- In Texas, a dog can be declared dangerous under state law without harming — or even touching – a person or animal. The idea that Texas has a “free bite” rule is a myth.
- When a dog is declared dangerous in Texas, the dog is almost always euthanized because the requirements for keeping a dangerous dog are too costly and difficult for most people to meet.
- Cities and counties in Texas may pass more stringent laws (including leash laws and fencing requirements), provided that the laws apply to everyone equally.
- None of the five most populous states in the U.S. allow local governments to ban or restrict ownership of dogs based on breed (California, Texas, New York, Florida, Illinois).
- If a dog causes serious injury, the owner may face felony prosecution, not only under the penal code but under the 2007 Attack by Dog statute in the Texas Health and Safety Code. Civil penalties may also apply.
- Allowing local governments to regulate dogs based solely on breed would harm tourism and limit economic freedom. People expect to be able to take their property with them, so long as they do not bother anyone else. This is consistent with other factors of daily life in Texas that are uniform at the state level such as the penal code, drinking age, open container and drunk driving laws, traffic laws and firearms laws.

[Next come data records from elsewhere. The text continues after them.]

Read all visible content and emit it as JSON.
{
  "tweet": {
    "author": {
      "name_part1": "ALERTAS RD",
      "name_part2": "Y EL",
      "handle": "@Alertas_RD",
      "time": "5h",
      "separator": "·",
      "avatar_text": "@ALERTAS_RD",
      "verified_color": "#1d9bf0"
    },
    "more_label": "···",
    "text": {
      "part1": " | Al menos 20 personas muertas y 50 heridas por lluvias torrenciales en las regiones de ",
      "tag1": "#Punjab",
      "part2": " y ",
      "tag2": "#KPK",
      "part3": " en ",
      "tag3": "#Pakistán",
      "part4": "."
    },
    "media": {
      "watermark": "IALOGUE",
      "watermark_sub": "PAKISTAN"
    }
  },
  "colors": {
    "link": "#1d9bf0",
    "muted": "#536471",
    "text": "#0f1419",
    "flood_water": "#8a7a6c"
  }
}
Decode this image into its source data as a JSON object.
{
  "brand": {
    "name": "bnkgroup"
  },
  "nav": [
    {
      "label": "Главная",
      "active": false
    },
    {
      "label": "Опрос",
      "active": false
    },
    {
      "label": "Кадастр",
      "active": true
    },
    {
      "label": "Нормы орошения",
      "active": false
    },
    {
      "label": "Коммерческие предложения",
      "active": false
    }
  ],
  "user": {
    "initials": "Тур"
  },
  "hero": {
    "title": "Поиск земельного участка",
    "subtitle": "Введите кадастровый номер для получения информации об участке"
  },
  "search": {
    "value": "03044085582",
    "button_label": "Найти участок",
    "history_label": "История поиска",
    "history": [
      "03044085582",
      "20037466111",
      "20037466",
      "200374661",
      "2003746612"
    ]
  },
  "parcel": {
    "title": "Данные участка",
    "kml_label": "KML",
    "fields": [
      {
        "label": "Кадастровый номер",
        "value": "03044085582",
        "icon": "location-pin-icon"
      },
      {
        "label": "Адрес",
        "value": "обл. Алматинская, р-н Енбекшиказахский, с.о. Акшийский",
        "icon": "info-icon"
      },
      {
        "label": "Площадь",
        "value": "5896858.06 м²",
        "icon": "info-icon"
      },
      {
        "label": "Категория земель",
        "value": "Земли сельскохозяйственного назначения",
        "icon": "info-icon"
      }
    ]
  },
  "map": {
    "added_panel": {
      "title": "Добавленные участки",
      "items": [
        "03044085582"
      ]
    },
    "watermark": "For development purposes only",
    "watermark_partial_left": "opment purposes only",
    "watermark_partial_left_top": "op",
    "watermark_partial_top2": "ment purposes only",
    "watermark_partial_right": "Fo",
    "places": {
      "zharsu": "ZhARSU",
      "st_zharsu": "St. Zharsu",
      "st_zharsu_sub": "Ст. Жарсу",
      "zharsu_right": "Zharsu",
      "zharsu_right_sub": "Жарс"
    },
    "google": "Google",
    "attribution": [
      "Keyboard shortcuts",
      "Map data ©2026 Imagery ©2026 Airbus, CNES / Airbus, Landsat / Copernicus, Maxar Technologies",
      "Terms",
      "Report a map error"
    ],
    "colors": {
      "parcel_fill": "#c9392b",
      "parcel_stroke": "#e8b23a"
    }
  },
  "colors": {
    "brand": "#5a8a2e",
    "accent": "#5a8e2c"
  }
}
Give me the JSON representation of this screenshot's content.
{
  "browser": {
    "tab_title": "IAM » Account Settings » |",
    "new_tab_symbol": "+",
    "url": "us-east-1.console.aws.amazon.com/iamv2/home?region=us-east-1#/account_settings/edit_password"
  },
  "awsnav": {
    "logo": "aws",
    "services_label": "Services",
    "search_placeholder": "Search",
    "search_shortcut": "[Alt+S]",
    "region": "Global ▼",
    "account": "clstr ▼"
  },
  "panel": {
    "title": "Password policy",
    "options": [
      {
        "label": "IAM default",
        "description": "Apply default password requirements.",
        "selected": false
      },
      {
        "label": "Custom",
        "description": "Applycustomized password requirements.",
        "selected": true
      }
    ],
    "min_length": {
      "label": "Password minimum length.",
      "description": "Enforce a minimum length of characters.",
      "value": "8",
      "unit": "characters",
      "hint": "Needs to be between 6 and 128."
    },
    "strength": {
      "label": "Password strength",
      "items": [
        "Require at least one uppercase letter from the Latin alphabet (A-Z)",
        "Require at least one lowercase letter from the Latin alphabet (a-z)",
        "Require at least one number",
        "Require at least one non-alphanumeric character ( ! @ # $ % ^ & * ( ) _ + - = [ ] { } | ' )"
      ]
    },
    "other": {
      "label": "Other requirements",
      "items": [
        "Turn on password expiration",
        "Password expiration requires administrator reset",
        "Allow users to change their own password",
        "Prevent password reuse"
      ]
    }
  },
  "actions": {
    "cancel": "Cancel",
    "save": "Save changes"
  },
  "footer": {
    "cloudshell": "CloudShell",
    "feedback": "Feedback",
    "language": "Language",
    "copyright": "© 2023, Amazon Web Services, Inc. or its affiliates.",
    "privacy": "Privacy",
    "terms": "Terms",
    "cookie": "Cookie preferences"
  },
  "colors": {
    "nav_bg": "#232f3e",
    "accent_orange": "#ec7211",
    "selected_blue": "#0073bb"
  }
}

- If breed-specific legislation effectively improved public safety, then governments would not be rescinding breed-specific laws from the 1990s. In late-2010, two of the nations’ oldest “pit bull” laws, in Toledo , Ohio and Topeka , Kansas , were unanimously voted away by their City Councils. The laws were replaced with ordinances holding all dog owners accountable, because the breed-specific laws caused cost overruns, shelter overcrowding, lawsuits, and squandered animal control resources without improving public safety. Delta, British Columbia has also rescinded a 20-year old “pit bull” law, and England is considering doing the same.
100% of all dog attacks are caused by human beings: At least one, usually several, factors are at work: Poor breeding, immature owner, no socialization, no training, poor veterinary care, abuse, improper confinement, poor parental supervision.
We support laws that hold all pet owners accountable for their actions. Laws that focus only on dogs with short hair, stocky build, etc., focus on appearance and not actions.